- To know the origin of the single currency and which countries form part of it.
- To understand the principles which govern the monetary policy of the euro area.
- To understand the role of the ECB as the coordinator of monetary policy within the euro area.
- The plans for the creation of the Economic and Monetary Union (EMU) began with the publication, by what was then the European Economic Community (EEC), of the Barre Report in 1969, which provided for a greater coordination of the economic policies of the member states.
- Later, in 1979, the European Monetary System was created in response to the collapse of the system established at Breton Woods, which had guaranteed currency stability since the post-war period. This system, known as “the gold standard”, linked the dollar to the official price of gold, while the other countries established their fixed exchange rates with respect to the dollar.
- Following the signing of the Treaty of Maastricht, in 1992, the new framework of the Economic and Monetary Union (EMU) was created. At that time, it was clear that there was a need for a common currency to reduce the cost of transactions between the companies of the EU and to fulfil all of the potential offered by the single market
- The three phases previous to the creation of the EMU were:
- From 1990 onwards: the dismantling of internal barriers to the free circulation of goods, people, services and capital within the EU.
- The entry into service of the European Monetary Institute (EMI), in 1994, which marked the beginning of the technical preparations and established the first requisites for its implementation in the member states. In 1998, the European Central Bank (ECB) replaced the EMI.
- In 1999, fixed exchange rates were established between the national currencies and the Euro. The EU Council had previously certified that the eleven participating member states complied with the required criteria.
- A series of convergence criteria were established to guarantee the stability of the EMU. These objectives could be summarised as: control of the public deficit, price stability, low interest rates, exchange rate stability for at least the two previous years, and the guarantee of compatibility between national legislation and that laid out in the treaties.
- Finally, on 1st January 2002, the Euro coins and notes were put into circulation in what was the greatest change of its type in history.
- The introduction of the Euro has had many advantages for the citizens of the EU. Even so, it has also provoked quite a lot of criticism, above all with respect to its effect on prices and the consequent increase in the cost of living. These are some of the consequences of the introduction of the Euro.
- Positive: low interest rates, greater price transparency, the elimination of transaction costs and fluctuations in the exchange rate.
- Negative: price increases, private indebtedness and loss of control over part of economic policy. Also, the capacity to bring together and move large quantities of money in a reduced space offered by € 500 notes, which has facilitated organised criminal activity, tax evasion and the black economy, etc.

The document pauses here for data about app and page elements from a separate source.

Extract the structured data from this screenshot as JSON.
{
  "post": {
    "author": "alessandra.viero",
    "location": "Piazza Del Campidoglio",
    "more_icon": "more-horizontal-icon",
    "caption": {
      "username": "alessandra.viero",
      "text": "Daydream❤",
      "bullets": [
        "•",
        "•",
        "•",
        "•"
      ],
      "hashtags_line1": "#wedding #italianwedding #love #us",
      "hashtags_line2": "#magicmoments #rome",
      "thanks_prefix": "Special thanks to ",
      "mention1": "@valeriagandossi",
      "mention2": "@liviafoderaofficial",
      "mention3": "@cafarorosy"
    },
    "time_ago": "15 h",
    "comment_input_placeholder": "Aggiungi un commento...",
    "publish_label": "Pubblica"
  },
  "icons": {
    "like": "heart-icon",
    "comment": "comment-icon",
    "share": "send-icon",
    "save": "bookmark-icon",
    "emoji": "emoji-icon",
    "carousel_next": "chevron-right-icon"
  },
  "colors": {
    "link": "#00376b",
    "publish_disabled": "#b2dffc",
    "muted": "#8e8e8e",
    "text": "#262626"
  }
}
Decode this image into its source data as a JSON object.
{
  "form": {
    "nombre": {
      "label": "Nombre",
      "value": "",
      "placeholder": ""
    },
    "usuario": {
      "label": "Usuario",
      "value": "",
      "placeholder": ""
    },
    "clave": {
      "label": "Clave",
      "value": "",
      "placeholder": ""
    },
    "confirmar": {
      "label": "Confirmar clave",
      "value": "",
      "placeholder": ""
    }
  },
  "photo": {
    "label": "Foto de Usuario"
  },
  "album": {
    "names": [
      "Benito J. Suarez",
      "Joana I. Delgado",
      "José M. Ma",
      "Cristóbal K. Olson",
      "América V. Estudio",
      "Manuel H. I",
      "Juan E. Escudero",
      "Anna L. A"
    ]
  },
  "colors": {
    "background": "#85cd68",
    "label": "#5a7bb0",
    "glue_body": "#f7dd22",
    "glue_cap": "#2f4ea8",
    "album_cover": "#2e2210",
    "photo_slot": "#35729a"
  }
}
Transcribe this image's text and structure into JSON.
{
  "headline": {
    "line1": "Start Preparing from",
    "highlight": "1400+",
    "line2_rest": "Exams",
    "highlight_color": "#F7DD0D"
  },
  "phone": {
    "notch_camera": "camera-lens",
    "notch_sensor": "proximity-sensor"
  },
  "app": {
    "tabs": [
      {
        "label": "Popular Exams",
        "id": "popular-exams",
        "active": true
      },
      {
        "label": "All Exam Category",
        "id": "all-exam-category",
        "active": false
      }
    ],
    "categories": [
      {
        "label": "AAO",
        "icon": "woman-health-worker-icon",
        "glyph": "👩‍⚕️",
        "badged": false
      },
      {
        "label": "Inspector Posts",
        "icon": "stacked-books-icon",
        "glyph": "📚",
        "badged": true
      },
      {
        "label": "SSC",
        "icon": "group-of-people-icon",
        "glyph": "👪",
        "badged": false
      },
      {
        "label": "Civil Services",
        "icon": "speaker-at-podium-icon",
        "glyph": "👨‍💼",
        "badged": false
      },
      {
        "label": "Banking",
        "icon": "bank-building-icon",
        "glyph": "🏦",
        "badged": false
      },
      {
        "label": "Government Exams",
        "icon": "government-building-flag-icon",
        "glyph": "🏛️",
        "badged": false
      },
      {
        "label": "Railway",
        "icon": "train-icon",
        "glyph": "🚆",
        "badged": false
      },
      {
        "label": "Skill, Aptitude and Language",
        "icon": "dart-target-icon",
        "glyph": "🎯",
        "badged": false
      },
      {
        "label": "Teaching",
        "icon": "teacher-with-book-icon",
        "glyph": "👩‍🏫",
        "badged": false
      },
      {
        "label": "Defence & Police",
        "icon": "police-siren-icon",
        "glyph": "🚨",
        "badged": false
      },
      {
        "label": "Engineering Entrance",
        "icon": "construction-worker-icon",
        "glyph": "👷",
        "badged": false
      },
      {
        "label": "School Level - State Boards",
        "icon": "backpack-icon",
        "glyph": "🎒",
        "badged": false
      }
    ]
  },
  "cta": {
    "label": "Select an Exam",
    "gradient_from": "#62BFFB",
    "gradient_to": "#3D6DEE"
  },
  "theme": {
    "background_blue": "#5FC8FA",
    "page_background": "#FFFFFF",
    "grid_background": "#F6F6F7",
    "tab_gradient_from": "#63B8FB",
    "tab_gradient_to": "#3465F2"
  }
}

Based on the explanation of the possible consequences of a member state leaving the euro, discuss the advantages and inconveniences of such a measure.
> 15 Is the Euro responsible for the increase in prices? (es) (en)
> 15 The euro area (es, en)
> 15 Year in which the euro came into circulation (© European Union, 2013)
> 15 The criteria for convergence (da, de, el, en, es, it, fr, fi, nl, pt, sv)
> 15 Complementary information about the phases of the EMU (bg, da, et, cs, de, el, es, en, fr, it, lv, lt, hu, mt, nl, pl, pt, ro, sl, sk, fi, sv)
> 15 The Euro outside the euro area (en)
> 15 The Euro in the world (bg, da, et, cs, de, el, es, en, fr, it, lv, lt, hu, mt, nl, pl, pt, ro, sl, sk, fi, sv)